[Data entries]
======

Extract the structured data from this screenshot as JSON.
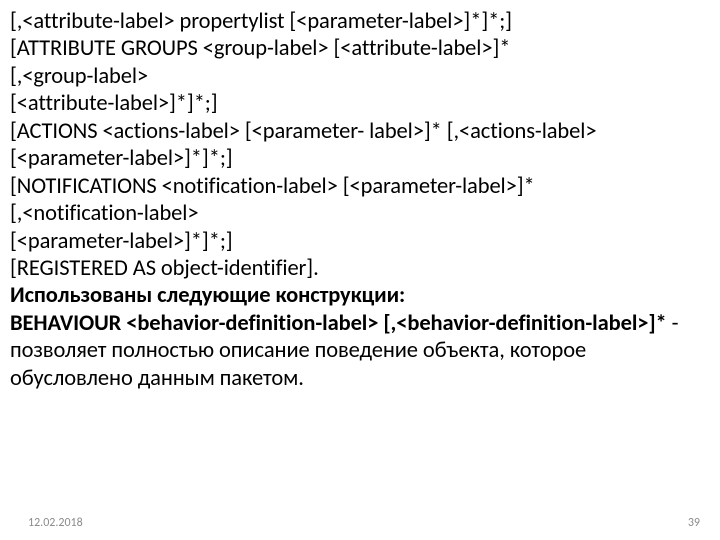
{
  "lines": {
    "l1": "[,<attribute-label> propertylist [<parameter-label>]*]*;]",
    "l2": "[ATTRIBUTE GROUPS <group-label> [<attribute-label>]*",
    "l3": "[,<group-label>",
    "l4": "[<attribute-label>]*]*;]",
    "l5": "[ACTIONS <actions-label> [<parameter- label>]* [,<actions-label>",
    "l6": "[<parameter-label>]*]*;]",
    "l7": "[NOTIFICATIONS <notification-label> [<parameter-label>]*",
    "l8": "[,<notification-label>",
    "l9": "[<parameter-label>]*]*;]",
    "l10": "[REGISTERED AS object-identifier].",
    "l11": "Использованы следующие конструкции:",
    "l12a": "BEHAVIOUR <behavior-definition-label> [,<behavior-definition-label>]*",
    "l12b": " - позволяет полностью описание поведение объекта, которое обусловлено данным пакетом.",
    "date": "12.02.2018",
    "page": "39"
  }
}
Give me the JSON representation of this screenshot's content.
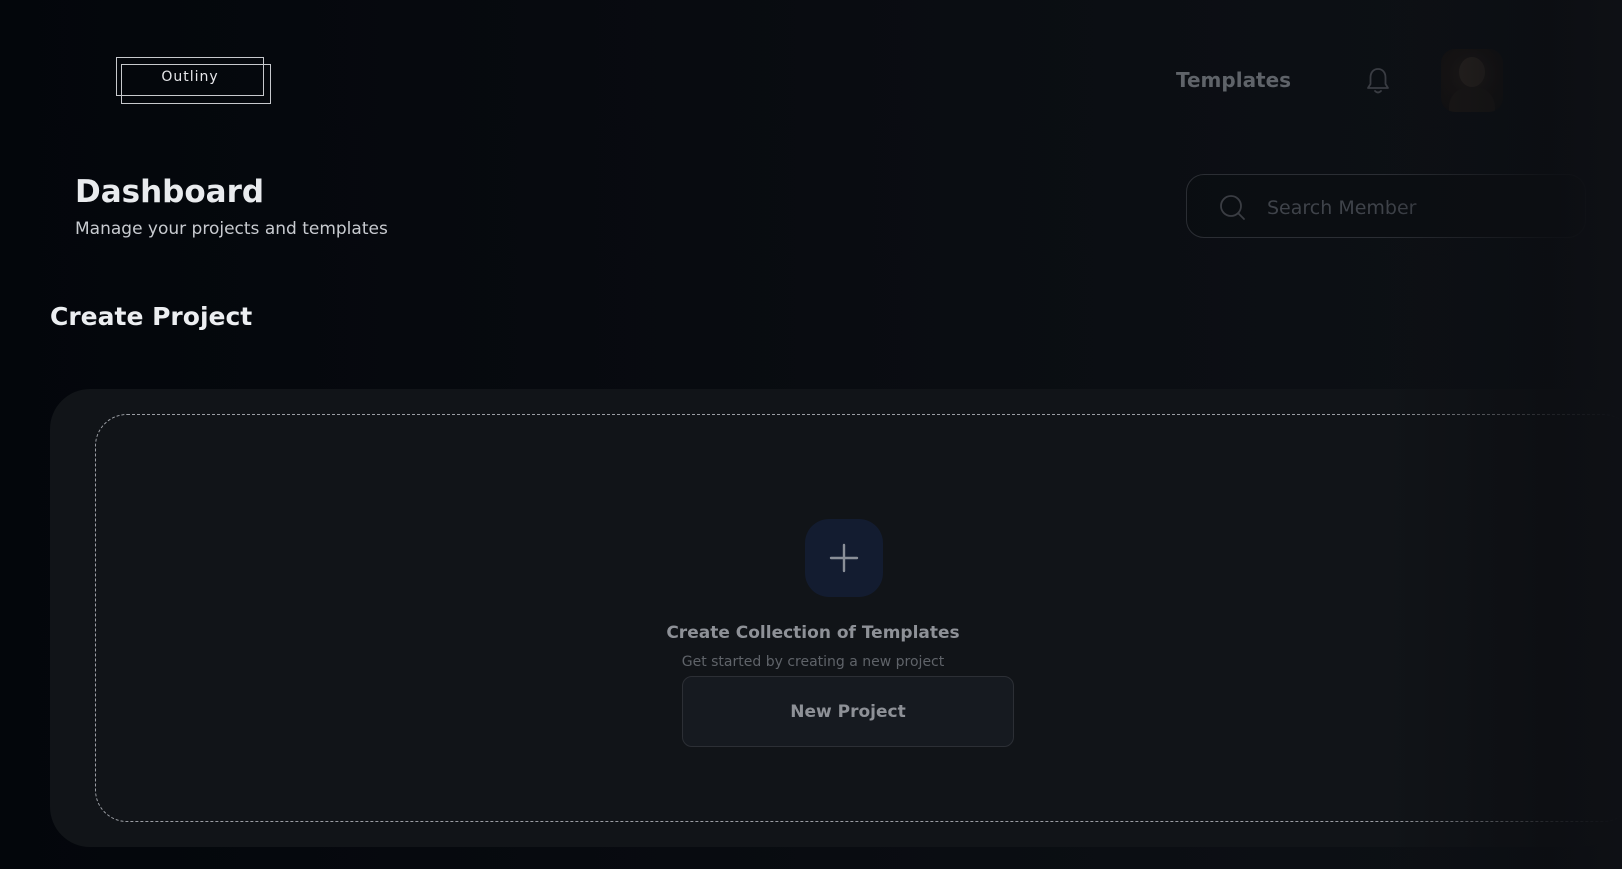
{
  "brand": {
    "logo_text": "Outliny"
  },
  "nav": {
    "templates_label": "Templates"
  },
  "header": {
    "title": "Dashboard",
    "subtitle": "Manage your projects and templates"
  },
  "search": {
    "placeholder": "Search Member"
  },
  "section": {
    "title": "Create Project"
  },
  "empty_state": {
    "title": "Create Collection of Templates",
    "subtitle": "Get started by creating a new project",
    "button_label": "New Project"
  },
  "icons": {
    "notifications": "bell-icon",
    "search": "search-icon",
    "add": "plus-icon"
  },
  "colors": {
    "background": "#04070c",
    "card": "#111418",
    "add_icon_bg": "#131c30"
  }
}
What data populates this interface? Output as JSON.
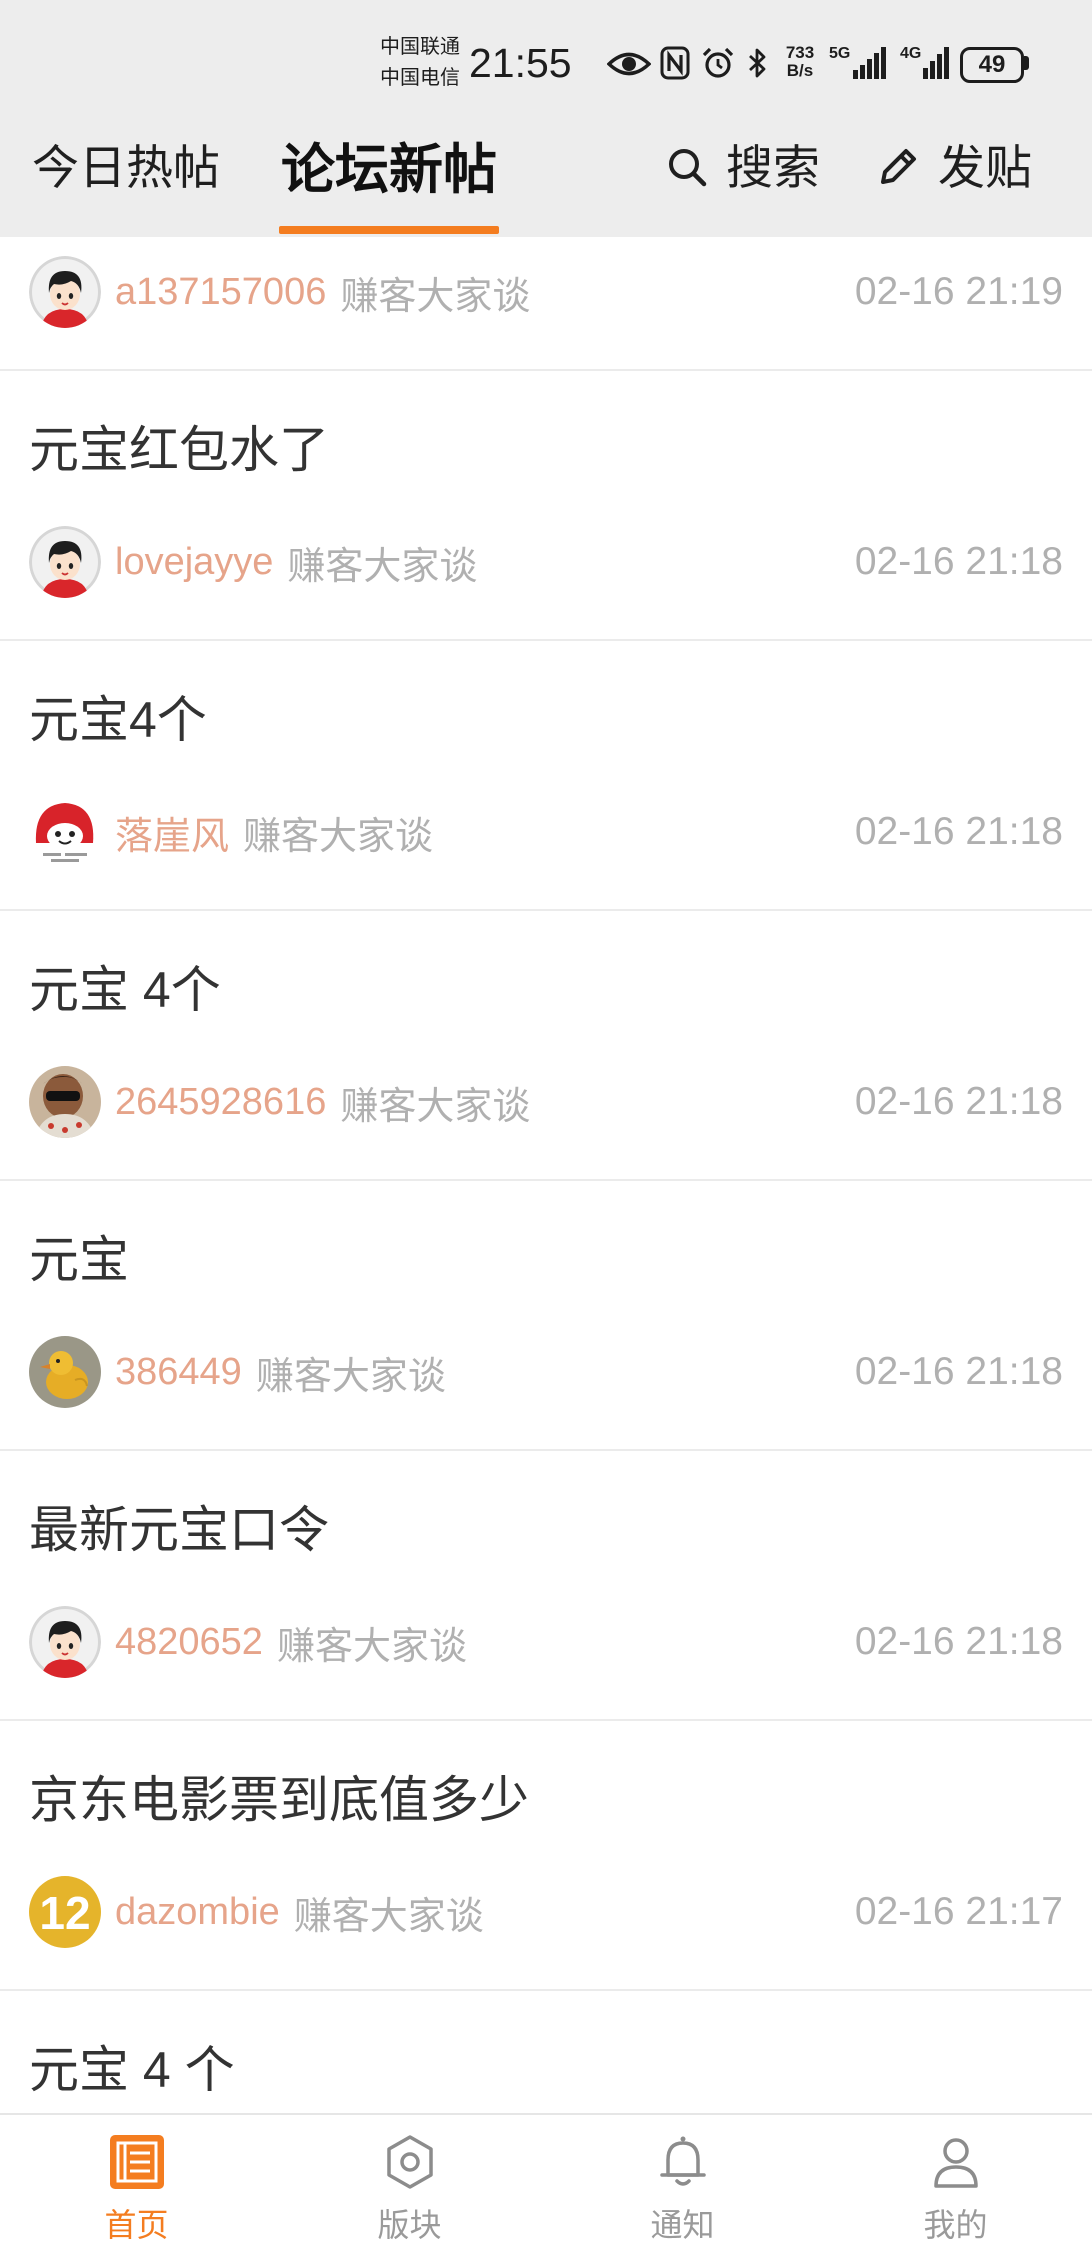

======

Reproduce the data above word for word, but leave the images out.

Response to this task:
Extract the structured data from this screenshot as JSON.
{
  "lines": {
    "l1": "[,<attribute-label> propertylist [<parameter-label>]*]*;]",
    "l2": "[ATTRIBUTE GROUPS <group-label> [<attribute-label>]*",
    "l3": "[,<group-label>",
    "l4": "[<attribute-label>]*]*;]",
    "l5": "[ACTIONS <actions-label> [<parameter- label>]* [,<actions-label>",
    "l6": "[<parameter-label>]*]*;]",
    "l7": "[NOTIFICATIONS <notification-label> [<parameter-label>]*",
    "l8": "[,<notification-label>",
    "l9": "[<parameter-label>]*]*;]",
    "l10": "[REGISTERED AS object-identifier].",
    "l11": "Использованы следующие конструкции:",
    "l12a": "BEHAVIOUR <behavior-definition-label> [,<behavior-definition-label>]*",
    "l12b": " - позволяет полностью описание поведение объекта, которое обусловлено данным пакетом.",
    "date": "12.02.2018",
    "page": "39"
  }
}
Give me the JSON representation of this screenshot's content.
{
  "brand": {
    "logo_text": "Outliny"
  },
  "nav": {
    "templates_label": "Templates"
  },
  "header": {
    "title": "Dashboard",
    "subtitle": "Manage your projects and templates"
  },
  "search": {
    "placeholder": "Search Member"
  },
  "section": {
    "title": "Create Project"
  },
  "empty_state": {
    "title": "Create Collection of Templates",
    "subtitle": "Get started by creating a new project",
    "button_label": "New Project"
  },
  "icons": {
    "notifications": "bell-icon",
    "search": "search-icon",
    "add": "plus-icon"
  },
  "colors": {
    "background": "#04070c",
    "card": "#111418",
    "add_icon_bg": "#131c30"
  }
}
What data populates this interface? Output as JSON.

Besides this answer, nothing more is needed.